◆ TASK OBJECTIVE ◆
Restate the records so that not a single word differs.

◆ RECORDS ◆
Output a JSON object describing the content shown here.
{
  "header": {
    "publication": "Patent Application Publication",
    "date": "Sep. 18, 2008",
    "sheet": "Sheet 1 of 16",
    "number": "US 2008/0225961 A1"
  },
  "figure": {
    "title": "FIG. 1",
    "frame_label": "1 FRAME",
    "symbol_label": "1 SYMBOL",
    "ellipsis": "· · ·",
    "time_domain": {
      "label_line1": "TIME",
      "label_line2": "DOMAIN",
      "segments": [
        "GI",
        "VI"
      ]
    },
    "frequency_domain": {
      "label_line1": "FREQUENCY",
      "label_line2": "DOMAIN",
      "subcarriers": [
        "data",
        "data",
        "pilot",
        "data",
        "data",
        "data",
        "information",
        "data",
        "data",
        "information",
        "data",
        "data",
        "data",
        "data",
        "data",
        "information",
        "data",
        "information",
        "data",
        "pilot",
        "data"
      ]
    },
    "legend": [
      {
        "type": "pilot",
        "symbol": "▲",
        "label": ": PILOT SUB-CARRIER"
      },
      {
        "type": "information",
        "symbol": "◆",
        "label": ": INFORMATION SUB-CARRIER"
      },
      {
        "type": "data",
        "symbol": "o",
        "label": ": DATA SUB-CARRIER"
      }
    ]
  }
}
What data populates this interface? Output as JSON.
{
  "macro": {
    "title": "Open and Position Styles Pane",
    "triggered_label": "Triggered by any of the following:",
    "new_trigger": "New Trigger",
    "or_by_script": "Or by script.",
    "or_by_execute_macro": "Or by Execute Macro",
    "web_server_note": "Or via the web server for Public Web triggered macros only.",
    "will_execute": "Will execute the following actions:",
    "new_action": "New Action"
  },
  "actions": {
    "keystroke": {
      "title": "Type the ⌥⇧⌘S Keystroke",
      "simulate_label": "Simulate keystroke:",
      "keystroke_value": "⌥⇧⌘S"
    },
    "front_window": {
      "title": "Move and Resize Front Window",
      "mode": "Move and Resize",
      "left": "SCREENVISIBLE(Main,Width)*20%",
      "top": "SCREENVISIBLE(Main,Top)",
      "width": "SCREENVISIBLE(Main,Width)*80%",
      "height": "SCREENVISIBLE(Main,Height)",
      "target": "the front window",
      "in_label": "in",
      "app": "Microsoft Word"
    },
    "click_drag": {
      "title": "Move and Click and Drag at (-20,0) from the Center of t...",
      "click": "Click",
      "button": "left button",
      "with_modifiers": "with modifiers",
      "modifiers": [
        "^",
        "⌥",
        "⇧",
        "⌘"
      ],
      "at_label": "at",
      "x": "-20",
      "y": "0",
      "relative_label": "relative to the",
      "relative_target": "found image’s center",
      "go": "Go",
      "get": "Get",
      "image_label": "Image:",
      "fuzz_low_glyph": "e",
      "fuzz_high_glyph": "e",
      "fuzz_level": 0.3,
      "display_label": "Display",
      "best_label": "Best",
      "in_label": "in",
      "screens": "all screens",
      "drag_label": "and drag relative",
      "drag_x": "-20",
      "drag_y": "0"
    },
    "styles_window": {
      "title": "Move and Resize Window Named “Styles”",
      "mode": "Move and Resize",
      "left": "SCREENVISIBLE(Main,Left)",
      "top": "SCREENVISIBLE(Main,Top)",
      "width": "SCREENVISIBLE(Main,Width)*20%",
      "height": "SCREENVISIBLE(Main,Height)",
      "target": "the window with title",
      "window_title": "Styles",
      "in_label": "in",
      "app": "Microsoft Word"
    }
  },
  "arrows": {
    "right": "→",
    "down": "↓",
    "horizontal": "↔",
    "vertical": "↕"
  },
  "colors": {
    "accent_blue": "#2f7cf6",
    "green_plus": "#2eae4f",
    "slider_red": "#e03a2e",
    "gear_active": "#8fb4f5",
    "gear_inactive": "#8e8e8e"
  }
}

◆ TASK RESULT ◆
Output a JSON object describing the content shown here.
{
  "header": {
    "publication": "Patent Application Publication",
    "date": "Sep. 18, 2008",
    "sheet": "Sheet 1 of 16",
    "number": "US 2008/0225961 A1"
  },
  "figure": {
    "title": "FIG. 1",
    "frame_label": "1 FRAME",
    "symbol_label": "1 SYMBOL",
    "ellipsis": "· · ·",
    "time_domain": {
      "label_line1": "TIME",
      "label_line2": "DOMAIN",
      "segments": [
        "GI",
        "VI"
      ]
    },
    "frequency_domain": {
      "label_line1": "FREQUENCY",
      "label_line2": "DOMAIN",
      "subcarriers": [
        "data",
        "data",
        "pilot",
        "data",
        "data",
        "data",
        "information",
        "data",
        "data",
        "information",
        "data",
        "data",
        "data",
        "data",
        "data",
        "information",
        "data",
        "information",
        "data",
        "pilot",
        "data"
      ]
    },
    "legend": [
      {
        "type": "pilot",
        "symbol": "▲",
        "label": ": PILOT SUB-CARRIER"
      },
      {
        "type": "information",
        "symbol": "◆",
        "label": ": INFORMATION SUB-CARRIER"
      },
      {
        "type": "data",
        "symbol": "o",
        "label": ": DATA SUB-CARRIER"
      }
    ]
  }
}
What data populates this interface? Output as JSON.
{
  "macro": {
    "title": "Open and Position Styles Pane",
    "triggered_label": "Triggered by any of the following:",
    "new_trigger": "New Trigger",
    "or_by_script": "Or by script.",
    "or_by_execute_macro": "Or by Execute Macro",
    "web_server_note": "Or via the web server for Public Web triggered macros only.",
    "will_execute": "Will execute the following actions:",
    "new_action": "New Action"
  },
  "actions": {
    "keystroke": {
      "title": "Type the ⌥⇧⌘S Keystroke",
      "simulate_label": "Simulate keystroke:",
      "keystroke_value": "⌥⇧⌘S"
    },
    "front_window": {
      "title": "Move and Resize Front Window",
      "mode": "Move and Resize",
      "left": "SCREENVISIBLE(Main,Width)*20%",
      "top": "SCREENVISIBLE(Main,Top)",
      "width": "SCREENVISIBLE(Main,Width)*80%",
      "height": "SCREENVISIBLE(Main,Height)",
      "target": "the front window",
      "in_label": "in",
      "app": "Microsoft Word"
    },
    "click_drag": {
      "title": "Move and Click and Drag at (-20,0) from the Center of t...",
      "click": "Click",
      "button": "left button",
      "with_modifiers": "with modifiers",
      "modifiers": [
        "^",
        "⌥",
        "⇧",
        "⌘"
      ],
      "at_label": "at",
      "x": "-20",
      "y": "0",
      "relative_label": "relative to the",
      "relative_target": "found image’s center",
      "go": "Go",
      "get": "Get",
      "image_label": "Image:",
      "fuzz_low_glyph": "e",
      "fuzz_high_glyph": "e",
      "fuzz_level": 0.3,
      "display_label": "Display",
      "best_label": "Best",
      "in_label": "in",
      "screens": "all screens",
      "drag_label": "and drag relative",
      "drag_x": "-20",
      "drag_y": "0"
    },
    "styles_window": {
      "title": "Move and Resize Window Named “Styles”",
      "mode": "Move and Resize",
      "left": "SCREENVISIBLE(Main,Left)",
      "top": "SCREENVISIBLE(Main,Top)",
      "width": "SCREENVISIBLE(Main,Width)*20%",
      "height": "SCREENVISIBLE(Main,Height)",
      "target": "the window with title",
      "window_title": "Styles",
      "in_label": "in",
      "app": "Microsoft Word"
    }
  },
  "arrows": {
    "right": "→",
    "down": "↓",
    "horizontal": "↔",
    "vertical": "↕"
  },
  "colors": {
    "accent_blue": "#2f7cf6",
    "green_plus": "#2eae4f",
    "slider_red": "#e03a2e",
    "gear_active": "#8fb4f5",
    "gear_inactive": "#8e8e8e"
  }
}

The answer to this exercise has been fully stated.